West Virginia has rolling green hills, soaring mountains, and diverse wildlife, but until late in 2020, it did not have a national park. Though it was home to some national rivers and historic sites managed by the National Park Service, it did not have a full-fledged “park”—large areas of land that protect an array of natural and historic features. In December 2020, the United States Congress passed a bill designating the New River Gorge as a national park and preserve, making it the first in the state.
The image above shows the New River Gorge National Park and Preserve in southern West Virginia on April 22, 2020. The image was acquired by the Operational Land Imager (OLI) on the Landsat 8 satellite and overlaid on digital elevation data from the Shuttle Radar Topography Mission (SRTM) to give a sense of the topography. The shading in the image denotes the land within the park.
Despite its name, New River is one of the oldest rivers in the world, dating back more than 300 million years. As the Appalachian Mountains were formed, some believe the New River rose up with the mountains. That is, the river flows at the crest of the mountains instead of following along the base. The river has headwaters in the mountains in North Carolina, passes through Virginia, and enters West Virginia at the southern tip. It continues north, joining with the Gauley River to form the Kanawha, which flows through the state’s capital, Charleston.

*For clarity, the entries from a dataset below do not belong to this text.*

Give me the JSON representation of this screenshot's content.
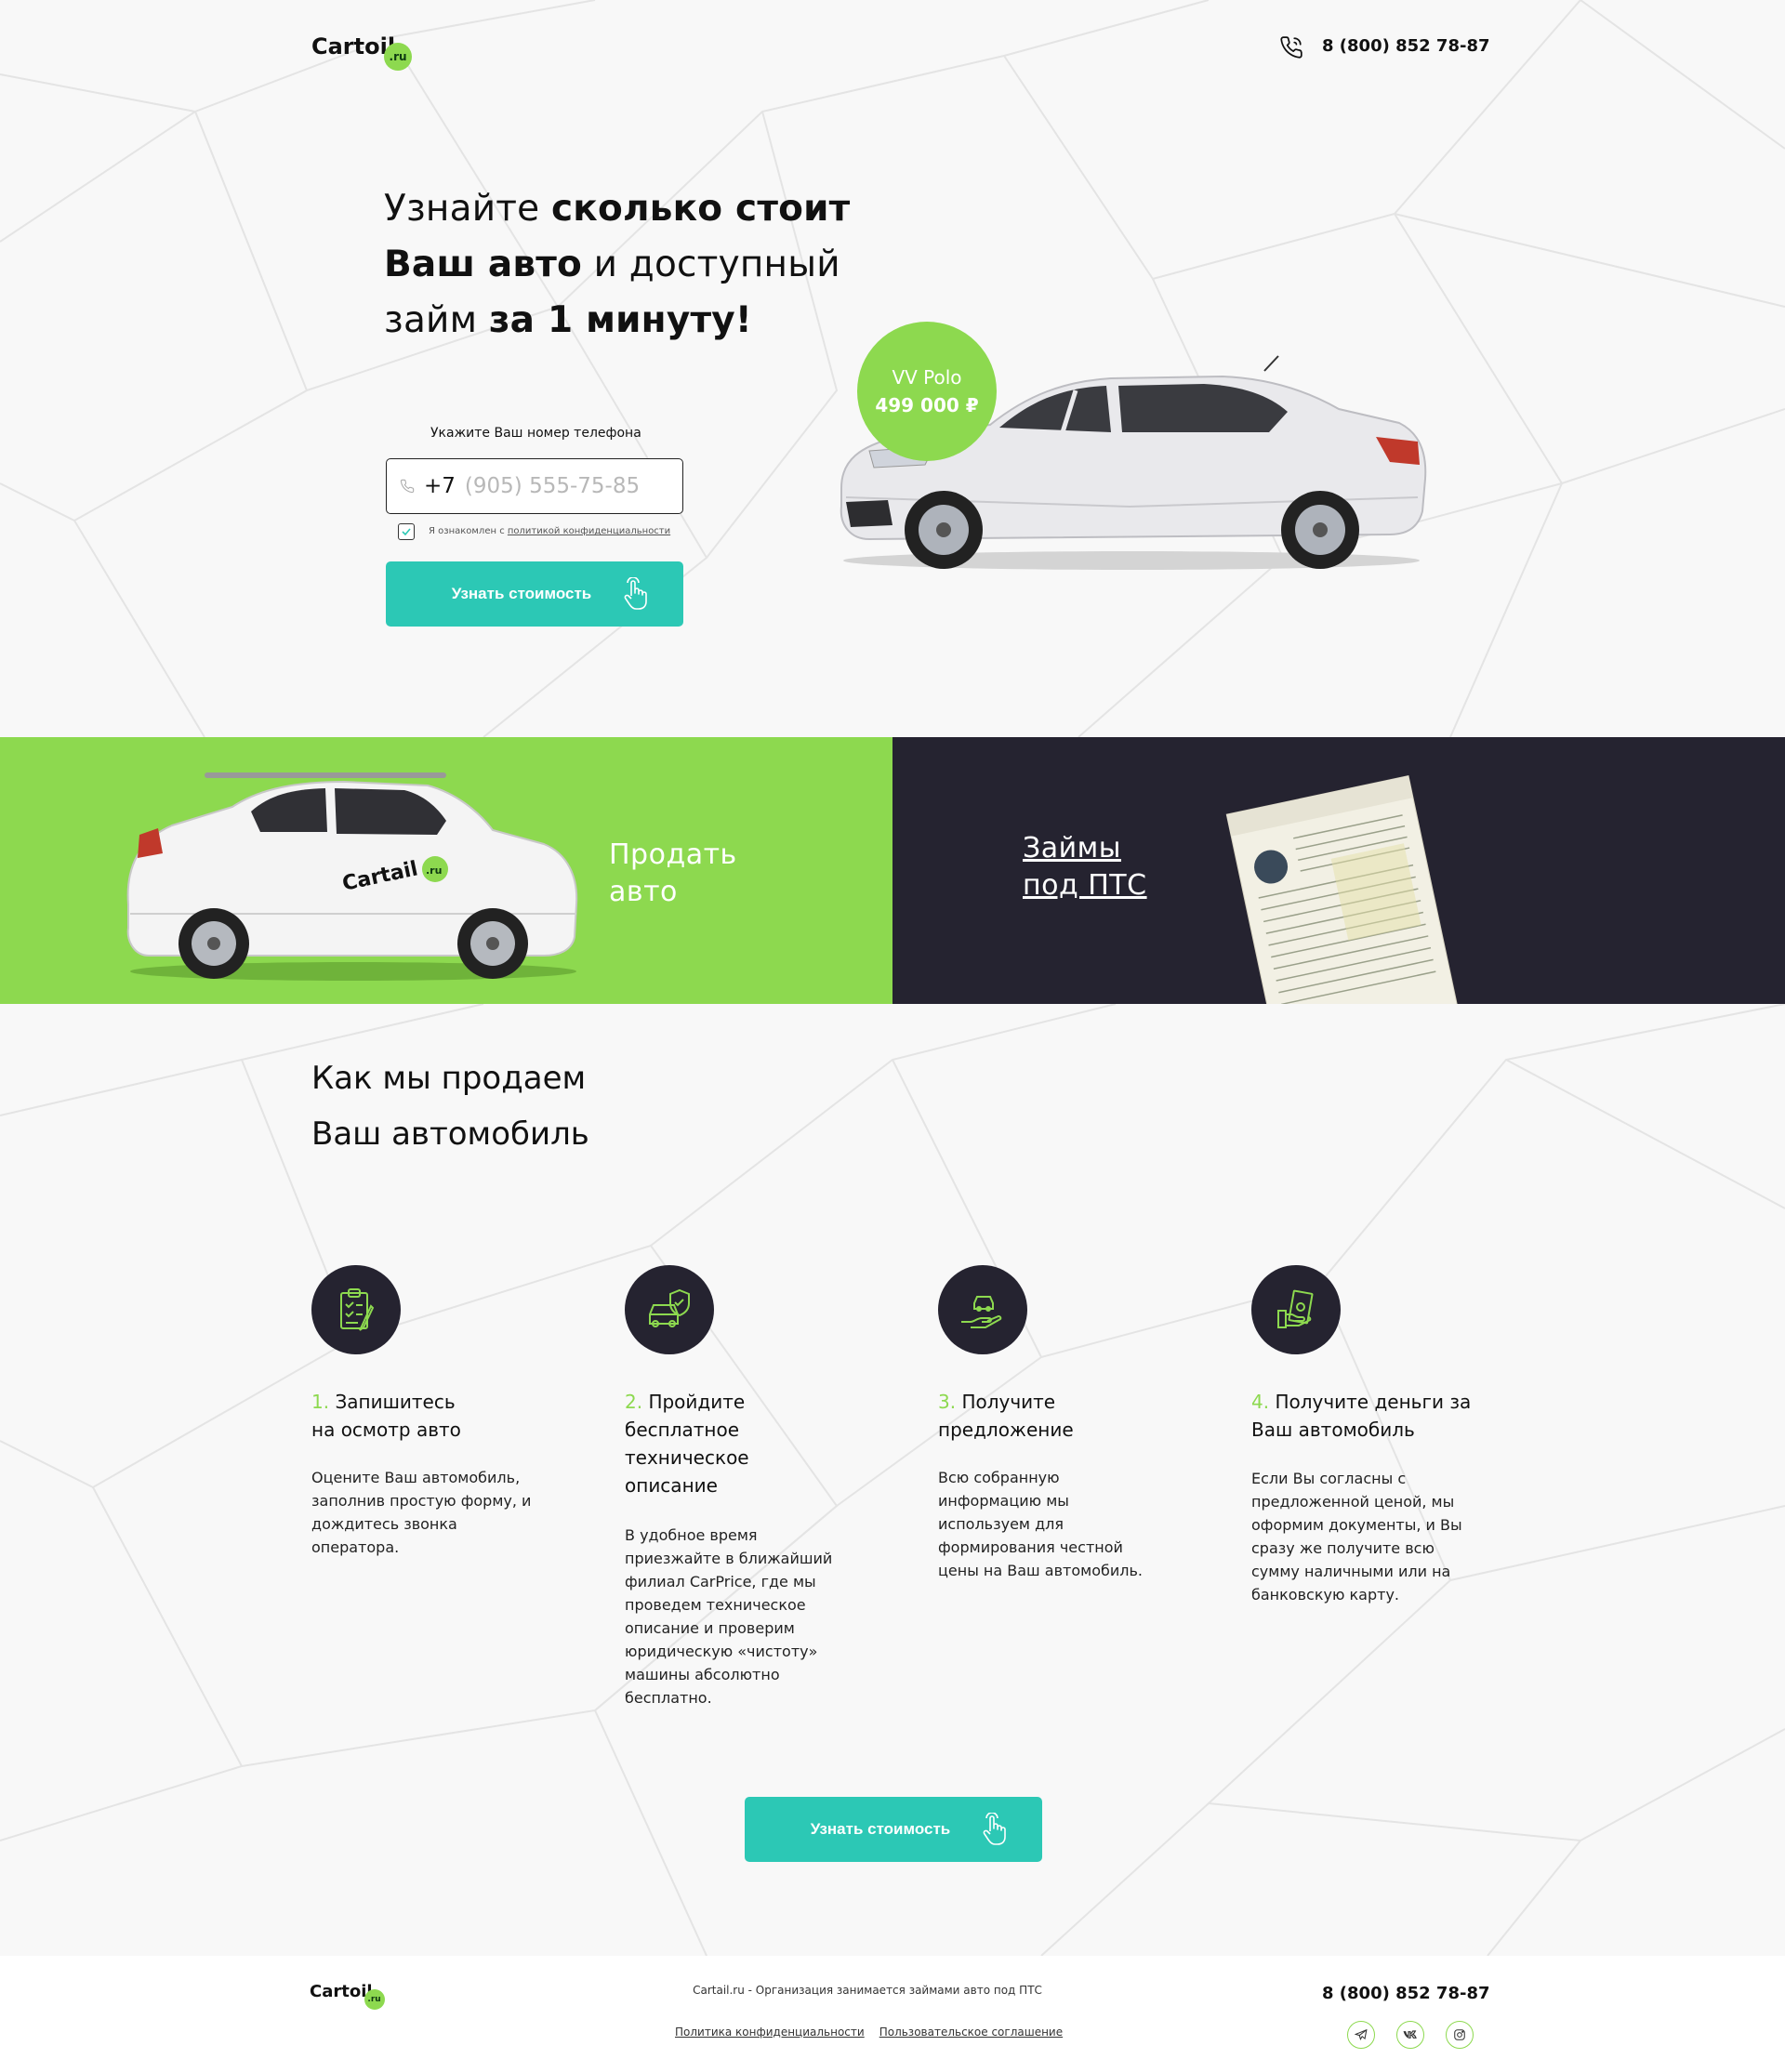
{
  "header": {
    "logo_text": "Cartoil",
    "logo_badge": ".ru",
    "phone": "8 (800) 852 78-87"
  },
  "hero": {
    "title_p1": "Узнайте ",
    "title_b1": "сколько стоит",
    "title_b2": "Ваш авто",
    "title_p2": " и доступный",
    "title_p3": "займ ",
    "title_b3": "за 1 минуту!",
    "phone_label": "Укажите Ваш номер телефона",
    "phone_prefix": "+7",
    "phone_placeholder": "(905) 555-75-85",
    "consent_text": "Я ознакомлен с ",
    "consent_link": "политикой конфиденциальности",
    "cta_label": "Узнать стоимость",
    "car_model": "VV Polo",
    "car_price": "499 000 ₽"
  },
  "split": {
    "sell_line1": "Продать",
    "sell_line2": "авто",
    "loans_line1": "Займы",
    "loans_line2": "под ПТС",
    "suv_logo_text": "Cartail",
    "suv_logo_badge": ".ru"
  },
  "how": {
    "title_line1": "Как мы продаем",
    "title_line2": "Ваш автомобиль",
    "steps": [
      {
        "num": "1.",
        "title_a": " Запишитесь",
        "title_b": "на осмотр авто",
        "desc": "Оцените Ваш автомобиль, заполнив простую форму, и дождитесь звонка оператора.",
        "icon": "clipboard-icon"
      },
      {
        "num": "2.",
        "title_a": " Пройдите",
        "title_b": "бесплатное техническое описание",
        "desc": "В удобное время приезжайте в ближайший филиал CarPrice, где мы проведем техническое описание и проверим юридическую «чистоту» машины абсолютно бесплатно.",
        "icon": "car-shield-icon"
      },
      {
        "num": "3.",
        "title_a": " Получите",
        "title_b": "предложение",
        "desc": "Всю собранную информацию мы используем для формирования честной цены на Ваш автомобиль.",
        "icon": "car-hand-icon"
      },
      {
        "num": "4.",
        "title_a": " Получите деньги за",
        "title_b": "Ваш автомобиль",
        "desc": "Если Вы согласны с предложенной ценой, мы оформим документы, и Вы сразу же получите всю сумму наличными или на банковскую карту.",
        "icon": "money-hand-icon"
      }
    ],
    "cta_label": "Узнать стоимость"
  },
  "footer": {
    "logo_text": "Cartoil",
    "logo_badge": ".ru",
    "description": "Cartail.ru - Организация занимается займами авто под ПТС",
    "link_privacy": "Политика конфиденциальности",
    "link_terms": "Пользовательское соглашение",
    "phone": "8 (800) 852 78-87",
    "social": [
      "telegram-icon",
      "vk-icon",
      "instagram-icon"
    ]
  },
  "colors": {
    "accent_green": "#8dd94f",
    "accent_teal": "#2cc8b5",
    "dark": "#252330",
    "background": "#f8f8f8"
  }
}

The New River Gorge attracts more than a million visitors a year to the area for its famous whitewater rafting courses, as well as hiking, rock climbing, hunting, and fishing. The lower (northern) part of the river contains some Class III to Class V whitewater rapids, among the most challenging for rafters. The upper (southern) part of the river is calmer, with long pools and relatively gentle rapids.
The river is also home to the New River Gorge Bridge, the third tallest bridge in the United States and one of the most photographed features in West Virginia. Completed in 1977, the bridge provided drivers with a direct path across the river, reducing a 40-minute drive down mountain roads to less than a minute. Once a year, the Fayette County Chamber of Commerce hosts “Bridge Day,” a large one day festival and popular celebration in the state. On the third Saturday of October, the bridge is opened to pedestrians and hosts food and crafts vendors, music performances, and rappelling. Bridge Day is also the only day BASE jumpers are allowed to jump off the 876-foot (267-meter) bridge.
Formerly a national river, the New River Gorge and its surrounding areas were managed by the National Park Service since 1978. Under the new designation, the New River Gorge is split into two sections. One includes 65,000 acres that have been designated as a national preserve, with areas where hunting and fishing are permitted. The other contains a 7,000-acre park filled with the rapids, hiking and biking trails, rock climbing spots, waterfalls, a former coal-mining town, and the New River Gorge Bridge.
NASA Earth Observatory image by Lauren Dauphin, using Landsat data from the U.S. Geological Survey and topographic data from the Shuttle Radar Topography Mission (SRTM). Photograph by James McCauley (CC BY 2.0). Story by Kasha Patel.